The primary purpose of good metrics is not just to answer questions; Good metrics also help your organization ask better questions to address the root cause of problems.

Important note on mold risk and microclimates

Mold germination can be hyperlocalized. It is possible for you to have two sensors in the same space, one with active mold, and another displaying low or no risk for mold outbreaks. For this reason, we do not recommend aggregating spaces with multiple sensors in them when trying to determine mold risk.

We are evaluating next steps for improving the metrics in both the weekly email and our summary reports, but for now, the best place to assess mold risk is within the analytics at an individual sensor level.

Final tips: Remember that mold spores are in the air all the time, everywhere. They are sitting on surfaces waiting for the right conditions to germinate (darkness, humidity, warmth, organic matter to feed on).

While having had a past mold outbreak might mean you have more spores in your space and a higher risk of a mold outbreak, not having had a past outbreak does not mean you can't have one now.

It is also not true that inorganic surfaces cannot have mold growth on them. Mold will feed on organic debris (think dust and dirt) accumulating on inorganic surfaces.

If you are in a place where temperature and humidity control is difficult or impossible, and mold risk is high, maintaining good ventilation and cleanliness will help reduce your risk for mold growth.

Know your spaces

It is important to remember that your mold risk score is based on a model. The model takes into account some basic assumptions about mold spore germination and only looks at temperatures and humidity over time. This model is imperfect. Having a low mold score risk does not necessarily mean you will definitely not get mold. There are many variables this score is not accounting for.

We do not know if you have had previous outbreaks, how often or how well you dust your areas, how good your airflow and air purity are, etc.
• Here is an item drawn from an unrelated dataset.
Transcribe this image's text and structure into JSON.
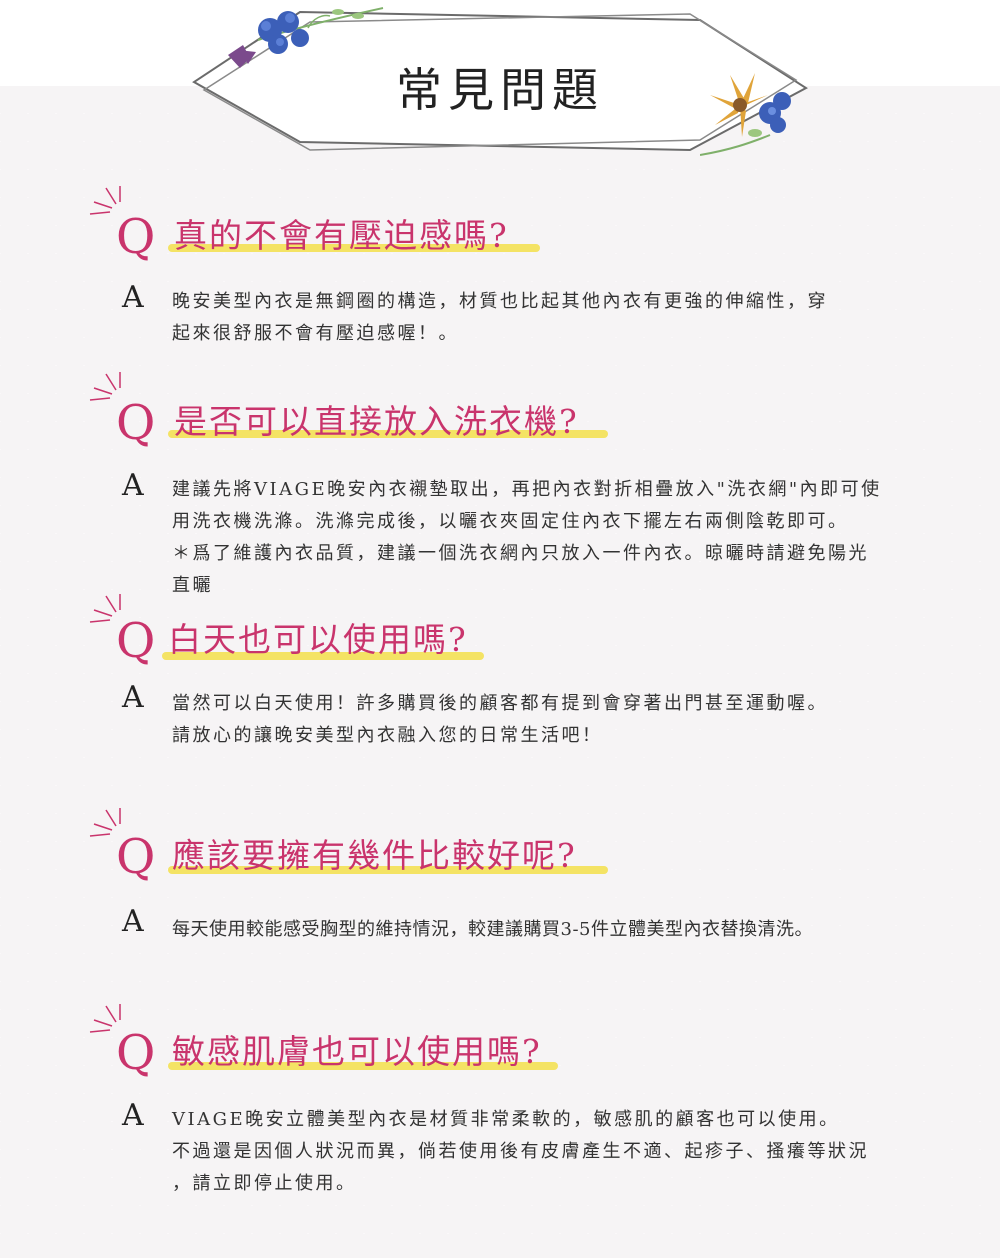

For this reason, it is important that you stay vigilant and become familiar with your own spaces, your history, and your building. Mold risk, just like many other Key Performance Indicators (KPIs), is a quantified simplification to help you dig into your own data. It is not an absolute.